The league will flock to Oklahoma for Kyler Murray’s pro day. Which other ones bear the closest watching?
The NFL world is currently consumed by the “legal tampering period” and the impending opening of free agency proper and the new league year.
But while news is breaking left, right, and center over which teams have “significant interest” in what players, and who has agreed to terms with whom, the draft process is still chugging along as we inch closer to the 2019 NFL Draft at the end of April.
We are fully into the “Pro Day” part of the draft process, where scouts and position coaches — and occasionally coordinators, head coaches, and GMs — flock to campuses around the nation for a closer look at prospects of interest. And this week happens to feature several magnet prodays which will have teams’ brass out in force.
Wednesday, March 13th
Oklahoma (10 a.m) – We pretty much have to start at what might be the most important Pro Day on the calendar. Quarterback Kyler Murray launched himself up to the top of the draft when he measured in bigger and heavier than anyone expected at the Combine. Even the New York Giants seemed potentially open to the idea of drafting Murray after he weighed in at roughly the same size as Russell Wilson. However, he didn’t work out, leaving questions about whether or not he still has his electric athleticism at roughly 205 pounds. He will look to put those questions to bed, as well as show off his skills as a passer.

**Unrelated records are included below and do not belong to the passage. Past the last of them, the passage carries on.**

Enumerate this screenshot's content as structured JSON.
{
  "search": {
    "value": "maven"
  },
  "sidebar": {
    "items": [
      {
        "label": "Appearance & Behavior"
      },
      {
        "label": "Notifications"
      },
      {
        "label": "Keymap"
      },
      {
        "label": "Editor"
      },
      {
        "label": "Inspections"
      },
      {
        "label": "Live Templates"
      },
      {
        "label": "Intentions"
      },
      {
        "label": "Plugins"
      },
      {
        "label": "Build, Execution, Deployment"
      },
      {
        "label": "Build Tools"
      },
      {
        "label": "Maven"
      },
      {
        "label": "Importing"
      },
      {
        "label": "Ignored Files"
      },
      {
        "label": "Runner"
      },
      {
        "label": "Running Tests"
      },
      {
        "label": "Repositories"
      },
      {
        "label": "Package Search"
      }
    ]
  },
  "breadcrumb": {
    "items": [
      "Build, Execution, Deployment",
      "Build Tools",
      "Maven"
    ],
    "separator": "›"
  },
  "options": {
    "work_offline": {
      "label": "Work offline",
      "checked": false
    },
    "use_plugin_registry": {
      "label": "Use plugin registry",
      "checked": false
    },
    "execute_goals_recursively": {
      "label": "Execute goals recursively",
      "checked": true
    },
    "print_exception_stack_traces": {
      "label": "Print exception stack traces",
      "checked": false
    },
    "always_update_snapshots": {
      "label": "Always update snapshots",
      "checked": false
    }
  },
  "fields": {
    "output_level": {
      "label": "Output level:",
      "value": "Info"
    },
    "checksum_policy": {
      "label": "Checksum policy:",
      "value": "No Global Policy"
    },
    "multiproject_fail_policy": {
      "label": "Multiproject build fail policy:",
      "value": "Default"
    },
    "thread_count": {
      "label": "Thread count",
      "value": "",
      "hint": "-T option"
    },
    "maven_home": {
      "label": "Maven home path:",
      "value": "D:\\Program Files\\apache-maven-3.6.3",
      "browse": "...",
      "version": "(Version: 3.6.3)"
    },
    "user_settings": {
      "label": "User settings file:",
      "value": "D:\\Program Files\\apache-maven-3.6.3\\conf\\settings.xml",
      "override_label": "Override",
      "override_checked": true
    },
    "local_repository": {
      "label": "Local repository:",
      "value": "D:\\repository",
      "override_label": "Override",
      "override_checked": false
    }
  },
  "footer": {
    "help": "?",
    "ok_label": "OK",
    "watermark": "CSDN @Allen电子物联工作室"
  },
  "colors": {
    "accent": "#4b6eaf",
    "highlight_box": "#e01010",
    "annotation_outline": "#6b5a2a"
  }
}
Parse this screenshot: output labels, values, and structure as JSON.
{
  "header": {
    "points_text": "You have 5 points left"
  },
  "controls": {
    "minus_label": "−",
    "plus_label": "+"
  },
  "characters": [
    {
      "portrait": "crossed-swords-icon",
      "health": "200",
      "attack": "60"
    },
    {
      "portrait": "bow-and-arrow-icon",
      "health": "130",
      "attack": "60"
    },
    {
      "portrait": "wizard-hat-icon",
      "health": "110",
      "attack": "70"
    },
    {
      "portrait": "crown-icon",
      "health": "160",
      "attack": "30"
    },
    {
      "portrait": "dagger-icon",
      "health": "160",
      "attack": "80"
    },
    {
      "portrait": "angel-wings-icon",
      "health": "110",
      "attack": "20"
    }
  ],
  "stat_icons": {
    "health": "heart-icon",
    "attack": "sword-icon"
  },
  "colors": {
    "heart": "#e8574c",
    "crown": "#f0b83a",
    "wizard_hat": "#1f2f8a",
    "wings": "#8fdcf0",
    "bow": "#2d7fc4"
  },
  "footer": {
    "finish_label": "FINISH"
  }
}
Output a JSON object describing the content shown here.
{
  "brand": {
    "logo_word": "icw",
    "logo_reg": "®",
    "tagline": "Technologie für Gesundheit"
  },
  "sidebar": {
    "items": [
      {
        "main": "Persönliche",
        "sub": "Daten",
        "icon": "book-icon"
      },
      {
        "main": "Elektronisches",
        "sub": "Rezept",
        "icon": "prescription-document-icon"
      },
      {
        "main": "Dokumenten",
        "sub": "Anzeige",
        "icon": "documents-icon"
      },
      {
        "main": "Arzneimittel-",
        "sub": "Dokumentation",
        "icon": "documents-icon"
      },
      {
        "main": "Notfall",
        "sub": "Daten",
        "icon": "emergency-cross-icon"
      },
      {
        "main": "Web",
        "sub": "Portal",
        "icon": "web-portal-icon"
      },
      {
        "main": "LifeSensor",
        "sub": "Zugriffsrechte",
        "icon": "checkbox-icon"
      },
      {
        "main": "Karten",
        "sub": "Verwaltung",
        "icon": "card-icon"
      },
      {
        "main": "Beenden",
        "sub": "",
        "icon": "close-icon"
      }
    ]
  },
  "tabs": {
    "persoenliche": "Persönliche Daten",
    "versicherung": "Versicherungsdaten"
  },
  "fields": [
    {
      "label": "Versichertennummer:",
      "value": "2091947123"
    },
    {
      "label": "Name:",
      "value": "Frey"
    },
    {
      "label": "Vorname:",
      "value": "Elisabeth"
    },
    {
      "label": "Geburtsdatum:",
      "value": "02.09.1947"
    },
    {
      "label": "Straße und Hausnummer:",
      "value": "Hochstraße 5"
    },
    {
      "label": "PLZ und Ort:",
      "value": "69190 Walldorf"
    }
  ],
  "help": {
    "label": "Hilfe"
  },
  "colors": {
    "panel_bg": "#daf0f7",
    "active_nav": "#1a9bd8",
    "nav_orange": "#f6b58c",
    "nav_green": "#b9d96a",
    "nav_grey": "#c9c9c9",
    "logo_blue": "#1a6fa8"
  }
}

Teams will also be keen to see Oklahoma’s offensive linemen — Cody Ford, Ben Powers, Dru Samia, and Bobby Evans — on display. They are experienced linemen and comprised one of the best offensive lines in college football. Finally, look for teams to be interested in running back Rodney Anderson and wide receiver Marquise Brown, the latter of whom is recovering from surgery for a lisfranc injury.
Wisconsin (11 a.m.) – Hot on the heels of Oklahoma’s pro day is Wisconsin’s. And as we have come to expect from the Badgers, they are bringing quality offensive linemen to the party. Quarterback turned tight end turned right tackle David Edwards is the top prospect on the property but teams could also be intrigued by guard/tackle prospect Michael Deiter and guard Beau Benzschawel.
Clemson (8 a.m.) – Clemson’s defense championship defense was absolutely stacked in 2018, and many of those prospects will be drafted this year. Their defensive line, in particular, is one of the very best in the entire country after making the group decision to stay together for the 2018 season when some could have declared early for the draft after 2017. Defensive tackles Christian Wilkins and Dexter Lawrence present a classic pairing of a 3-technique and nose tackle, and each is an impact player at the position. Meanwhile defensive end Clelin Farrell is among the top EDGE rushers in a deep class, but might be limited to being a defensive end in a four-man front.
The Clemson defense has talented players throughout. Linebacker Tre Lamar is an athletic player who can help teams deal with the influx of spread concepts into NFL offenses. Cornerback Trayvon Mullen has promising tools and could be a find for a team with a bit of polish.
On the offensive side of the ball, teams will be interested in slot receiver Hunter Renfrow who has been a key piece of the Clemson offense since his freshman year — despite never being a featured piece. They could also want to take a closer look at offensive tackle Mitch Hyatt as well.
Michigan (8 a.m.) – Michigan has a quartet of defensive players on display who will intrigue NFL talent evaluators. The biggest name is defensive lineman Rashan Gary, who has elite athleticism but will need to answer questions about pedestrian production. Teams will also be interested in whether Gary has the ability to play standing up or if he will be locked into a defensive line role at the next level.
Behind Gary is linebacker Devin Bush and EDGE Chase Winovich. Bush tested out as the most athletic linebacker in a surprisingly athletic off-ball linebacker class. For him, it is now a matter of how highly he will be drafted. Winovich is a high-motor edge rusher with a knack for timing and executing his rushes. His athelticism wasn’t highly thought of before the Combine, but he had a solid workout. Teams that run 3-4 defenses might want to take a closer look at Winovich after his showing in Indy.
Finally we come to cornerback David Long, a physical and surprisingly athletic press corner. The cornerback class as a whole and several of the top prospects in particular, disappointed at the Combine. Long, however, had one of the better workouts and should be taking his opportunity to impress teams looking for cover corners.